• [Activity] The entries below should be given again exactly, minus their pictures.

++++++

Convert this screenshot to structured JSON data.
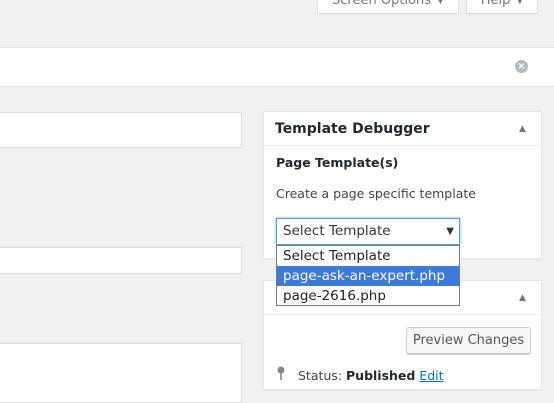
{
  "header": {
    "screen_options_label": "Screen Options",
    "help_label": "Help"
  },
  "sidebar_widget": {
    "title": "Template Debugger",
    "section_label": "Page Template(s)",
    "description": "Create a page specific template",
    "select": {
      "value": "Select Template",
      "options": [
        "Select Template",
        "page-ask-an-expert.php",
        "page-2616.php"
      ],
      "highlighted_index": 1
    }
  },
  "publish_box": {
    "preview_label": "Preview Changes",
    "status_label": "Status:",
    "status_value": "Published",
    "edit_label": "Edit"
  }
}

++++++

• [Task answer]
Convert this screenshot to structured JSON data.
{
  "header": {
    "screen_options_label": "Screen Options",
    "help_label": "Help"
  },
  "sidebar_widget": {
    "title": "Template Debugger",
    "section_label": "Page Template(s)",
    "description": "Create a page specific template",
    "select": {
      "value": "Select Template",
      "options": [
        "Select Template",
        "page-ask-an-expert.php",
        "page-2616.php"
      ],
      "highlighted_index": 1
    }
  },
  "publish_box": {
    "preview_label": "Preview Changes",
    "status_label": "Status:",
    "status_value": "Published",
    "edit_label": "Edit"
  }
}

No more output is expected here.